The world’s major monotheistic religions typically maintain that God freely chose, in the libertarian sense, to create the universe for a reason or purpose. Philosophers of religion often argue that the idea that God makes a free choice to create for a purpose is deeply flawed. In parallel with these philosophers of religion, philosophers of action typically argue that the idea that human beings make free choices to act for purposes is also flawed. I begin my article by briefly summarizing (...) what is involved in the idea of a human agent freely choosing for a purpose. I then examine criticisms of this idea by philosophers of action and suggest how they might plausibly be rebutted. I conclude by suggesting that if these criticisms by philosophers of action are suspect, then there is good reason for thinking that the same or similar criticisms by philosophers of religion are suspect. (shrink)
Eleonore Stump has argued that a proponent of libertarian freedom must maintain that an agent is sometimes morally responsible for his mental action and that such moral responsibility is incompatible with that mental action’s being causally determined. Nevertheless, she maintains that this moral responsibility does not require that the agent be free to perform another mental action (act otherwise). In this paper, I argue that Stump fails to make a good case against the view that moral responsibility requires the freedom (...) to act otherwise. (shrink)
David Widerker has forcefully argued that a libertarian is on firm ground in believing that the principle of alternative possibilities (PAP) is true. Eleonore Stump has argued that not all libertarians need accept PAP, and that its acceptance is not required for a rejection of compatibilism.This paper is a defense of Widerker against Stump. I argue that it is not at all clear that Stump’s view of freedom is libertarian in nature, and that she has not provided a good reason (...) for thinking that a libertarian can abandon PAP. (shrink)

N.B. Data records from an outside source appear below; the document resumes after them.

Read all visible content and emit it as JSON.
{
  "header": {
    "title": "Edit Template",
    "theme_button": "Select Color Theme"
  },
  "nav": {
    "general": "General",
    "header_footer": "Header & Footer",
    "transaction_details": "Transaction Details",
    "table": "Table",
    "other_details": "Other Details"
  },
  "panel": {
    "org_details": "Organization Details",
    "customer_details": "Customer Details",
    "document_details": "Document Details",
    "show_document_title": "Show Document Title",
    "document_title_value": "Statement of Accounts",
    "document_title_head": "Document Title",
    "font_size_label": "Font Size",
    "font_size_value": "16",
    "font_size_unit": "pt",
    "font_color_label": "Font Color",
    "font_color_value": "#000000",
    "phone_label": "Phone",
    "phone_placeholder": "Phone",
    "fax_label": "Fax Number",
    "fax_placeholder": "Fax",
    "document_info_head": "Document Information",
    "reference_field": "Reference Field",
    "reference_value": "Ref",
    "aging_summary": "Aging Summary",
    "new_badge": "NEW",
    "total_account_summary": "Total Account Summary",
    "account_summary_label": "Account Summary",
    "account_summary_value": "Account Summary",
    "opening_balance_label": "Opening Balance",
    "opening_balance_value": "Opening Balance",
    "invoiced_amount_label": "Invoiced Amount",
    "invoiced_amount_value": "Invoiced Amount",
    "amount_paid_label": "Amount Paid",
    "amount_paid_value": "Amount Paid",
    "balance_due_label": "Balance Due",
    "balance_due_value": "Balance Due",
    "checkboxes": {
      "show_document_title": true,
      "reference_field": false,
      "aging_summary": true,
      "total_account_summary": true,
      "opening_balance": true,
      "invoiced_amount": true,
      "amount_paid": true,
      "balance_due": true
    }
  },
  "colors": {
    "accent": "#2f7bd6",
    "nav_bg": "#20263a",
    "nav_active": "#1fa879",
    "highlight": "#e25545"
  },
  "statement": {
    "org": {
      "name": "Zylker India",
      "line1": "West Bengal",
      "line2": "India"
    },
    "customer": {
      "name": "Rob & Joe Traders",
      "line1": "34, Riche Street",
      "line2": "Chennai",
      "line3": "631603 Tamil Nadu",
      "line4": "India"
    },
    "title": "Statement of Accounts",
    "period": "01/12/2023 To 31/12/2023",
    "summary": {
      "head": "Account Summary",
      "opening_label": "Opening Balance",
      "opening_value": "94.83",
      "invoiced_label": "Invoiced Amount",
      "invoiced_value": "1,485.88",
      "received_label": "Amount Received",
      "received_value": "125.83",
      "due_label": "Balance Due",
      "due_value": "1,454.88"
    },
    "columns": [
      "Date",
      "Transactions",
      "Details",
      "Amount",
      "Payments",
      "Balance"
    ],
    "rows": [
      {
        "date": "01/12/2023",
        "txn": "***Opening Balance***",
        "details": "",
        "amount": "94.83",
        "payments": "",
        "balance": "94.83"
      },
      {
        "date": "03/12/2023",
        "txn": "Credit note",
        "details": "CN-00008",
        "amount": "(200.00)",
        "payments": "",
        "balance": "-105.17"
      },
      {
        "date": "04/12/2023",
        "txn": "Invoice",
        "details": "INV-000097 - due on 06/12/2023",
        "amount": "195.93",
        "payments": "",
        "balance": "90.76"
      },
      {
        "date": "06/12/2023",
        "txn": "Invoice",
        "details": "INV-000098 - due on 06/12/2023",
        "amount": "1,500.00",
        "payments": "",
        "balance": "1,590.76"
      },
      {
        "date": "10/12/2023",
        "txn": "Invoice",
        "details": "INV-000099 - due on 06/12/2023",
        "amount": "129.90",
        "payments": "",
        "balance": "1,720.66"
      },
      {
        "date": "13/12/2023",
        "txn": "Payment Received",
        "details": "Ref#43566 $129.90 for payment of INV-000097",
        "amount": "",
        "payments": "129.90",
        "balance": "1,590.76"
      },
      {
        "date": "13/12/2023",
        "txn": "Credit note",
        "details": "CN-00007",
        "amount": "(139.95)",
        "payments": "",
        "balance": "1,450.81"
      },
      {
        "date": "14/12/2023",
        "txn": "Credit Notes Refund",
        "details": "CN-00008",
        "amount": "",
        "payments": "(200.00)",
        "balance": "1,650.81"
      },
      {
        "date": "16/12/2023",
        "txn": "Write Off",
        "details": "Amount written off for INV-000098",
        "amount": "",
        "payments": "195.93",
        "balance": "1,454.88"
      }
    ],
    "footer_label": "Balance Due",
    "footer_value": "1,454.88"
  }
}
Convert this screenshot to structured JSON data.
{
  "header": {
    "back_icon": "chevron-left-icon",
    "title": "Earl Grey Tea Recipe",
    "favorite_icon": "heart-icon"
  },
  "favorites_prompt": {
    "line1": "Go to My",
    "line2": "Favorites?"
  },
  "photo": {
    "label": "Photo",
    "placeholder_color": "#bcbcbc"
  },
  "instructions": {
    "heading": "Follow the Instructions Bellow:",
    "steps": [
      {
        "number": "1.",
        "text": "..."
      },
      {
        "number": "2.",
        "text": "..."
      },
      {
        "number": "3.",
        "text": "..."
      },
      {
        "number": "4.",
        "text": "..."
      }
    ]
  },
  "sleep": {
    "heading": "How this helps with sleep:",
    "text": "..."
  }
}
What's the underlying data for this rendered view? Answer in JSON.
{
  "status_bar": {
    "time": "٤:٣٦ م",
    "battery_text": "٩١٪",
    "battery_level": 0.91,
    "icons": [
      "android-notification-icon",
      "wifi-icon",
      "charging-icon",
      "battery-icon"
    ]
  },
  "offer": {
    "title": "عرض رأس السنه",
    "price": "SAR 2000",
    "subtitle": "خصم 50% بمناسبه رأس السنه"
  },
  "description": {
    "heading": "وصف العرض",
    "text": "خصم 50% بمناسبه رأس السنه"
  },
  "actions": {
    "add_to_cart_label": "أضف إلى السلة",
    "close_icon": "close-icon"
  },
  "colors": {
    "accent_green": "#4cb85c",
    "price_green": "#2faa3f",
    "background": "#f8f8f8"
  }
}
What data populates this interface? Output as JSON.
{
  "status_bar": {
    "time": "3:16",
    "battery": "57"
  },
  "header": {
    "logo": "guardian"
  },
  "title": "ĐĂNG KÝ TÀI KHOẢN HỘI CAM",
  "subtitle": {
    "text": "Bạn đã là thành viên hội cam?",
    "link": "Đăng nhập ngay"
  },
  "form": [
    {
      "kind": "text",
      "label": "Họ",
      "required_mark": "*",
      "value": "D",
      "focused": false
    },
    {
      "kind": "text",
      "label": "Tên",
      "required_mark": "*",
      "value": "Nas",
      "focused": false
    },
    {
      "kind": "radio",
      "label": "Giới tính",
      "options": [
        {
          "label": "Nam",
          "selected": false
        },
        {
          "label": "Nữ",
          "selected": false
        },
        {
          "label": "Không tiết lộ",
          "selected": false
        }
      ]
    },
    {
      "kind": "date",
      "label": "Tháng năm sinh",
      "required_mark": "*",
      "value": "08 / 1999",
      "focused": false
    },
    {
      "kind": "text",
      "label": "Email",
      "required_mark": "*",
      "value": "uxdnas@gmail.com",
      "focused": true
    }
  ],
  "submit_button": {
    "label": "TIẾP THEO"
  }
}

In this paper, I develop a noncausal view of agency. I defend the thesis that choices are uncaused mental actions and maintain, contrary to causal theorists of action, that choices differ intrinsically or inherently from nonactions. I explain how they do by placing them in an ontology favored by causal agency theorists (agent-causationists). This ontology is one of powers and liabilities.After explicating how a choice is an uncaused event, I explain how an adequate account of freedom involves the concept of (...) choosing for a reason. Choosing for a reason is a teleological notion, and I set forth what is involved in making a choice for a purpose. (shrink)